Elizabeth Taylor had nothing to do with music—or, more accurately, nothing to do with the formal standards of technique that traditionalists still conflate with musicality—and that fact has led me to realize something about Frank Sinatra. In all the encomia to Taylor in all the media this week, one of the few aspects of her career spared inflation was her brief and tenuous but illuminating dalliance with theatrical song in the film version of Stephen Sondheim’s A Little Night Music, produced in 1977.
This note appears at the end of the New York Times' obituary of Elizabeth Taylor: Mel Gussow, the principal writer of this article, died in 2005. William McDonald and the Associated Press contributed updated reporting. Of course, newspapers keep files on hand of obituaries to run instantly upon their death. Gussow's obituary can be found here.

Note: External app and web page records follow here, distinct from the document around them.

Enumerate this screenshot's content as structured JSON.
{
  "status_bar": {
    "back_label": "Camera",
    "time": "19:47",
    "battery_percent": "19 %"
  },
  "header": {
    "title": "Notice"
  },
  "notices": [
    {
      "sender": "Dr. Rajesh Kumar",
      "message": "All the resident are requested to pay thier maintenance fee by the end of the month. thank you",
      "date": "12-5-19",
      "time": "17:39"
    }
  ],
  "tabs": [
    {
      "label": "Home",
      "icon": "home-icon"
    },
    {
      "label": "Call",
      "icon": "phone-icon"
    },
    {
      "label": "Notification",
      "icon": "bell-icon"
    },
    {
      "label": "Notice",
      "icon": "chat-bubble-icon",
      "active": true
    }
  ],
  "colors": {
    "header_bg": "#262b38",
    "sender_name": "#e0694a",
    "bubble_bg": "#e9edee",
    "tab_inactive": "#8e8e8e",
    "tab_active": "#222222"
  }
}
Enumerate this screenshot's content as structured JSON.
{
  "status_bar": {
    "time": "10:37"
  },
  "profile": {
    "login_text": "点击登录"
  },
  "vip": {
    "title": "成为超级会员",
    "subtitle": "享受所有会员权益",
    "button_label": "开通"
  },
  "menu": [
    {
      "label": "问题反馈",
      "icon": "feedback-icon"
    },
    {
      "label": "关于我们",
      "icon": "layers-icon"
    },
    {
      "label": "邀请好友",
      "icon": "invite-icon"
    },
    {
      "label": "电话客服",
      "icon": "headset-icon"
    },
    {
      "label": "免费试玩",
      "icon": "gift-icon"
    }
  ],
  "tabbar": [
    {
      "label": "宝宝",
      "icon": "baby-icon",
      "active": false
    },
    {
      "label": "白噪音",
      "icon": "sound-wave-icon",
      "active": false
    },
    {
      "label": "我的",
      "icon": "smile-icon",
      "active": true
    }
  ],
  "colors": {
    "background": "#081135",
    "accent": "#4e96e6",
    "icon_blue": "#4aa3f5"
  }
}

National Velvet tells how a twelve-year-old butcher’s daughter, Velvet Brown (Elizabeth Taylor), helped by a vagabond ex-jockey (Mickey Rooney) wins the Grand National steeplechase. It is the best thing to see at the moment, next to another very happy MGM technicolor film, Meet Me in St.
The Girl Olive Films Heartbreaker IFC Films A film about a child that is not intended to charm us is brave. The Girl, from Sweden, scorns the idea of charm and bravely concentrates on the life of a nine-year-old simply as a life. (We don’t even learn her name.) We are left at the end with a sense of experience, not some sort of benevolence. She is the daughter of a young couple who live in a pleasant country house. They do a sort of social work and are off to Africa on a mission with their daughter. In fact, the first thing we see is the girl getting a vaccination.
There was a time when Dennis Hopper exulted in the reputation of being the first kid who knew what was wrong with Hollywood. What he said, more or less, was that the movies have gone dead, man, that it’s just old-timers doing it all on automatic pilot, that there’s no truth, anymore, man, and they won’t put me in lead parts. There was some truth in what he said, and it was certainly the case that a number of veteran directors found Hopper an intolerable smart-ass who said he had known Jimmy--Jimmy Dean--and that what he was saying now was only what Dean would have said.
Los Angeles—In a city that already regards chefs, hairdressers, and lawyers as acceptable playmates, the flowering of yet another exotic social type can’t be regarded as particularly noteworthy. But in Los Angeles this season there’s a new species of personal companion on the rialto that is not only positively orchidaceous but that demonstrates just how chic addiction has become. The hottest companion here is a “disenabler.” A “disenabler” (also known as a “key voice”) is a person who keeps you from doing drugs or from drinking.